§ **WORK REQUEST**: Scan the data below for the string "البهية". Show every line where it turns up.
[[ THE RECORDS, beginning ]]
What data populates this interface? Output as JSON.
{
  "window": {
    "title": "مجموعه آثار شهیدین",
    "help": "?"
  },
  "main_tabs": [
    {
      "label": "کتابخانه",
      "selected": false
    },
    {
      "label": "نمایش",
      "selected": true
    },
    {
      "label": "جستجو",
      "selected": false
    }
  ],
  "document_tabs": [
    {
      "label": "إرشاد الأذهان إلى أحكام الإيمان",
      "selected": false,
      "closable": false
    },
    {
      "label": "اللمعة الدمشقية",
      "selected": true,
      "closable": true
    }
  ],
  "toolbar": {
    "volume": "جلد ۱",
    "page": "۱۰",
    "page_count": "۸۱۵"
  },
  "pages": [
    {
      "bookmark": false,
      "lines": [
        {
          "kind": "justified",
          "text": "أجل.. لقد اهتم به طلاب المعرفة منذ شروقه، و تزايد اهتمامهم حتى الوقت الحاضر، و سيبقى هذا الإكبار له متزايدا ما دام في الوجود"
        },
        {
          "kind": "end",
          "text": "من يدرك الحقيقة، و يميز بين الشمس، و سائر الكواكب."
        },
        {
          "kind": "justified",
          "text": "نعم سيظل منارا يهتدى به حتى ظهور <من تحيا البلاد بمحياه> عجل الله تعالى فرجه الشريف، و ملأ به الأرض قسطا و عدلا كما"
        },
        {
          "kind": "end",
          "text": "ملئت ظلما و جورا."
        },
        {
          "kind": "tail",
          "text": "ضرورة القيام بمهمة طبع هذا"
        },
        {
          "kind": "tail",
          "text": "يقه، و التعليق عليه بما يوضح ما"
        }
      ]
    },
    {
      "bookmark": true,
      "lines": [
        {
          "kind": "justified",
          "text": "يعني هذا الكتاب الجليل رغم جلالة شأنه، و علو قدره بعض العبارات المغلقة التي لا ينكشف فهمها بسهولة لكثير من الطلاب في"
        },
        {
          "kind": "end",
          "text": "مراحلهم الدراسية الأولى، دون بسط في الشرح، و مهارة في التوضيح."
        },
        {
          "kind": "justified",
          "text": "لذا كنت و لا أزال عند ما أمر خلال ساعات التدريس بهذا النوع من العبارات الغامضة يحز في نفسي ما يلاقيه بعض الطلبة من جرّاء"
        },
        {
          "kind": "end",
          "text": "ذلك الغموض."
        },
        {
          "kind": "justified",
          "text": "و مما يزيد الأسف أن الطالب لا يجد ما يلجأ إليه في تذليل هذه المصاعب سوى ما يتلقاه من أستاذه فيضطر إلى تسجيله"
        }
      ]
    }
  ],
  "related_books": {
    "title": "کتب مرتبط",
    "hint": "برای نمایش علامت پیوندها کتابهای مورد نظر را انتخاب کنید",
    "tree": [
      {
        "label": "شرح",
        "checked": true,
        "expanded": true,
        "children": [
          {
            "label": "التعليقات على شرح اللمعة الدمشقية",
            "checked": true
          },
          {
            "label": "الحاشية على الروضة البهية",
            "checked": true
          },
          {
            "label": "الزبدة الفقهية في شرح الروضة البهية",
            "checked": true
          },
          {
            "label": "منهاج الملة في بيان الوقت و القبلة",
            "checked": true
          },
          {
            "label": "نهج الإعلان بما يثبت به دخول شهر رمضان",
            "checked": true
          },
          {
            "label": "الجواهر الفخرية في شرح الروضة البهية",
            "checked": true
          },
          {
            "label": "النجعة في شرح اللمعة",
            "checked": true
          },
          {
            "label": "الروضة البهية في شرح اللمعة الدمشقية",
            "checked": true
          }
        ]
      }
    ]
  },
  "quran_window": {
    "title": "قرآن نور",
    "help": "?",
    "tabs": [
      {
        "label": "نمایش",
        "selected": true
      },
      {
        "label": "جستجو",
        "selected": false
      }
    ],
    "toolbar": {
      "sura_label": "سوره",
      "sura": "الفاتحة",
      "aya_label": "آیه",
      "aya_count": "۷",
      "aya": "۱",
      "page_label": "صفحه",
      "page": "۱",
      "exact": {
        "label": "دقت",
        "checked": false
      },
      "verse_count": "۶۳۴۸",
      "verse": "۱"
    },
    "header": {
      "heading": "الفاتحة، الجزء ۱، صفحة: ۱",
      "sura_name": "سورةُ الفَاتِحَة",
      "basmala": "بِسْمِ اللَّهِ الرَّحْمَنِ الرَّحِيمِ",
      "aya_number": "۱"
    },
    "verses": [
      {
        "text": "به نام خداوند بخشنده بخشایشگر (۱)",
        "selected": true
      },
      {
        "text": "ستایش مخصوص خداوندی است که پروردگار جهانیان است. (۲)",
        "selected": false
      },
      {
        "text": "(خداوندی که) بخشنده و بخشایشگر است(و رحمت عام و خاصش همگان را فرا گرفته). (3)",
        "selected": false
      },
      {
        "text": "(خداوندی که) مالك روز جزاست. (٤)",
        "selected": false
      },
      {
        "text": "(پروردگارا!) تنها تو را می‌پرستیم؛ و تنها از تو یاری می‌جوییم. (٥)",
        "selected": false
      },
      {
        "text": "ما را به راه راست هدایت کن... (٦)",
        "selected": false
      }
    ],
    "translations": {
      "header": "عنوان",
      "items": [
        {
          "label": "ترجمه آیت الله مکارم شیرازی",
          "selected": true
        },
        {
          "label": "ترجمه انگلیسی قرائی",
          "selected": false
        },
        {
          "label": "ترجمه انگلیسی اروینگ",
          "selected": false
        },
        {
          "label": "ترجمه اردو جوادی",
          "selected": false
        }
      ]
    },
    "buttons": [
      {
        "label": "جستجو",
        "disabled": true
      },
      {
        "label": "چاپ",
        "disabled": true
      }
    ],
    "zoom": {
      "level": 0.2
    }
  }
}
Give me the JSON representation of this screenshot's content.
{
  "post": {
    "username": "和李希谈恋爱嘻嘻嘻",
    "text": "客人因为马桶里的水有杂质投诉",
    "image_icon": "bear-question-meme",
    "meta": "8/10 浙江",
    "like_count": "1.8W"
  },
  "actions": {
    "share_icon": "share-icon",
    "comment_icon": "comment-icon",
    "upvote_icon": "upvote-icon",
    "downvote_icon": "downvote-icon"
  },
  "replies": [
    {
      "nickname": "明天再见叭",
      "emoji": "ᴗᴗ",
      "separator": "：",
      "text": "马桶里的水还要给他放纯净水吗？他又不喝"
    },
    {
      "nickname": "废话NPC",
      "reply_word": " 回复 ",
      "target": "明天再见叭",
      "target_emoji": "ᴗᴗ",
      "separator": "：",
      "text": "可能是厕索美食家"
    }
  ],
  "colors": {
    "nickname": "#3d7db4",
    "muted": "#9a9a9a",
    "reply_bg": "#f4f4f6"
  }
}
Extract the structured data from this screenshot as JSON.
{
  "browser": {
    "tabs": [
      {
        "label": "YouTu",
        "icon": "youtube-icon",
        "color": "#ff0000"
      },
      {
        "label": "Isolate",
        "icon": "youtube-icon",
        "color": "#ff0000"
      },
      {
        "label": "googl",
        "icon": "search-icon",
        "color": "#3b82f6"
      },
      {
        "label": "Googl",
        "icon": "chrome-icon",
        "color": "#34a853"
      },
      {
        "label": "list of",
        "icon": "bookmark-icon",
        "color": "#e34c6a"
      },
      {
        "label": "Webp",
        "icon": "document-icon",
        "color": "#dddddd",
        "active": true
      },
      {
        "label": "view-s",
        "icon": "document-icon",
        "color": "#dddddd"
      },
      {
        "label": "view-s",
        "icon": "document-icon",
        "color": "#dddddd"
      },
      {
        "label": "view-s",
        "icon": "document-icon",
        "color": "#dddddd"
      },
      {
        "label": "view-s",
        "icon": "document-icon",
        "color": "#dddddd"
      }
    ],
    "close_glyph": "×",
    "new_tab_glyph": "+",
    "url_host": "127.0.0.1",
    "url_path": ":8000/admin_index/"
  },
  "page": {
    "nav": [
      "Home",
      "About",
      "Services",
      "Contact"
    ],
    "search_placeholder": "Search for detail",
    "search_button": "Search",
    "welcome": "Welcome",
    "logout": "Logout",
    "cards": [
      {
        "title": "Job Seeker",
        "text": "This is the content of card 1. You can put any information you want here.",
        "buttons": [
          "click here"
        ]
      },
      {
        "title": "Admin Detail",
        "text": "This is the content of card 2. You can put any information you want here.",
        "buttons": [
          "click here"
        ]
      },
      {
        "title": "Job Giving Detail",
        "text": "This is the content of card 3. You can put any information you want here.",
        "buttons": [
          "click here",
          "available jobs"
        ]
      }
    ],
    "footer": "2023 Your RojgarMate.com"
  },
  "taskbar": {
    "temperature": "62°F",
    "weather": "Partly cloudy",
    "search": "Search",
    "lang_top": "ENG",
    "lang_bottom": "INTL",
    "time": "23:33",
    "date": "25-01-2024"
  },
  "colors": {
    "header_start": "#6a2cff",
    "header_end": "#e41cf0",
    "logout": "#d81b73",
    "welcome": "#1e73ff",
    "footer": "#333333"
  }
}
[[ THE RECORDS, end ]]
§ **SOLUTION FOR THIS TASK**:
            "label": "الحاشية على الروضة البهية",
            "label": "الزبدة الفقهية في شرح الروضة البهية",
            "label": "الجواهر الفخرية في شرح الروضة البهية",
            "label": "الروضة البهية في شرح اللمعة الدمشقية",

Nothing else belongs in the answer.